Hungarian LSC website


We provide up-to-date informations as well as education and outreach materials for the Hungarian public about the LIGO Scientific Collaboration, its discoveries, and gravitational-wave astrophysics in general. The website is available in Hungarian under url ligo.elte.hu.




 Screenshot of the ligo.elte.hu website





LSC-Virgo Meeting in Budapest


Between 19-24 September 2009, the fall LSC-Virgo Meeting was held at Loránd Eötvös University, Budapest. More than 180 scientist from all over the world visited the conference, and participated in its programs. The EGRG group was responsible for organizing and managing all scientific and social programs, public outreach events, conference infrastructure, as well as participant accommodation, catering, and transportation. We also managed to provide an online EVO broadcast of the event for remote participants around the world, throughout the whole meeting. The event was followed by the public through the Hungarian press and media with a high enthusiasm.


The website of the conference, including event photos, is available HERE




 The September 2009 LSC-Virgo Meeting at the Eötvös University, Hungary



A face-to-face meeting on the LSC-Virgo Meeting at the Eötvös University, Hungary






ASPERA participation


Following the efforts of Zsolt Frei Hungary has joined ASPERA-2 on the 1st of September, 2009. ASPERA is an ERANET for Astro-particle-physics. Frei negotiated terms and is participating in meetings as representative of Hungary. His aim is to keep gravitational wave physics among the topics of common calls in scientific funding.


ASPERA works on about 6 key topics within astroparticle, one being gravitational-wave physics, and another aspect being outreach. The first ASPERA organized outreach effort took place in October, 2009.


The 16th ASPERA National Day was held in Hungary on 15 October 2010. Invited by the National Office for Research and Technology (NKTH), representatives of the ASPERA network, the Hungarian science funding system and astropraticle physics research have conferred in Budapest, Hungary. On this conference, the EGRG group was represented by Zsolt Frei, group PI, and Peter Raffai, who gave an overview talk on the scientific activities and results of the EGRG group. 

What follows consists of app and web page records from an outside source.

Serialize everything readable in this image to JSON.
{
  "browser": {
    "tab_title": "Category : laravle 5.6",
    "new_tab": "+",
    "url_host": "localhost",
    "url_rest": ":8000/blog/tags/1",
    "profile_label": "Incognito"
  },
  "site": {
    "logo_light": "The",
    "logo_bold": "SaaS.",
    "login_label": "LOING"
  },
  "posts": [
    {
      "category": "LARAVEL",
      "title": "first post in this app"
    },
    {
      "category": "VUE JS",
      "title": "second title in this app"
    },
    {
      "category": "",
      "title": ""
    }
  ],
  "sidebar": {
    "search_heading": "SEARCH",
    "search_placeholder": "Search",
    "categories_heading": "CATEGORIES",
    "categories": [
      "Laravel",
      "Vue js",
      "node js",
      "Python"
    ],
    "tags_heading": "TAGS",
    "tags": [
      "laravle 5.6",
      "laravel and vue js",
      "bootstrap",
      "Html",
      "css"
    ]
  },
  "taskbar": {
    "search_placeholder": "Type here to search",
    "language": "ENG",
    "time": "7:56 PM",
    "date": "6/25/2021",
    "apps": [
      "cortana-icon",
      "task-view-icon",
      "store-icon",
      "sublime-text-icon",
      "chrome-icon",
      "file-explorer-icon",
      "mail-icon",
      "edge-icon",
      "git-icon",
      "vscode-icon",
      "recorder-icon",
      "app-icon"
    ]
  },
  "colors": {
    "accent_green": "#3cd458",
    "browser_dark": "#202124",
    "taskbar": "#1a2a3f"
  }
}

16th ASPERA National Day, Budapest, Hungary. From left to right: Zsolt Frei, EGRG group PI, Vilmos Németh from the National Office for Research and Technology (NKTH), and Thomas Berghöfer, ASPERA coordinator





TV movie "Wavehunters/Hullámvadászok"


A television production company taped and completed a TV movie about astrophysics, with heavy emphasis on gravitational-wave physics, the Eötvös Gravity Research Group, and LIGO itself. The 42 minute full-HD program was first broadcasted on the 27th of August, 2010, on the Hungarian Public Television (Magyar Televízió, MTV 2).




Screenshot from the movie "Wavehunters/Hullámvadászok", with Zsolt Frei explaining the basics of gravitational-wave detection at the GEO600 detector site




Prof. Rainer Weiss, co-founder of LIGO, speaks about the unprecedented

sensitivity of LIGO detectors in the main hall of Eötvös University

(picture taken from the movie "Wavehunters/Hullámvadászok") 







Peter Raffai teaches a course for MSc students in the spring semesters at Loránd Eötvös University, Budapest, titled as "Gravitational-wave Astrophysics”. The class is taught in Hungarian, and gives an overview of gravitational-wave physics, hardware and software instrumentation at LIGO, and the basics of detector characterization and data analysis. Besides listening to lectures, participating MSc students prepare oral presentations or overview documents on selected topics, and are also required to take an oral exam. The website of the course (in Hungarian), including its syllabus is available HERE.


Peter Raffai is also responsible for an infrasound laboratory course held for environmental physicist students at Eötvös University. During the course students are familiarized with LIGO, infrasound, and the fundamentals of signal processing techniques. After the course students are expected to produce a report on the measurements they performed with our self-designed infrasound microphone. We provided a simple web page (in Hungarian) to facilitate the signal processing needed to complete the report. 


Zsolt Frei teaches two classes at Loránd Eötvös University, Budapest, titled “Extragalactic Astrophysics I and II”. The second semester includes 4 weeks of lectures about gravitational waves. Syllabus included (a) history and overview of observational proofs of General Relativity; (b) GR foundations of gravitational waves; (c) past (mass resonators), current (LIGO), and future (LISA) detectors; and (d) astrophysical sources of gravitational waves.





  (c) Eötvös Gravity Research Group 2007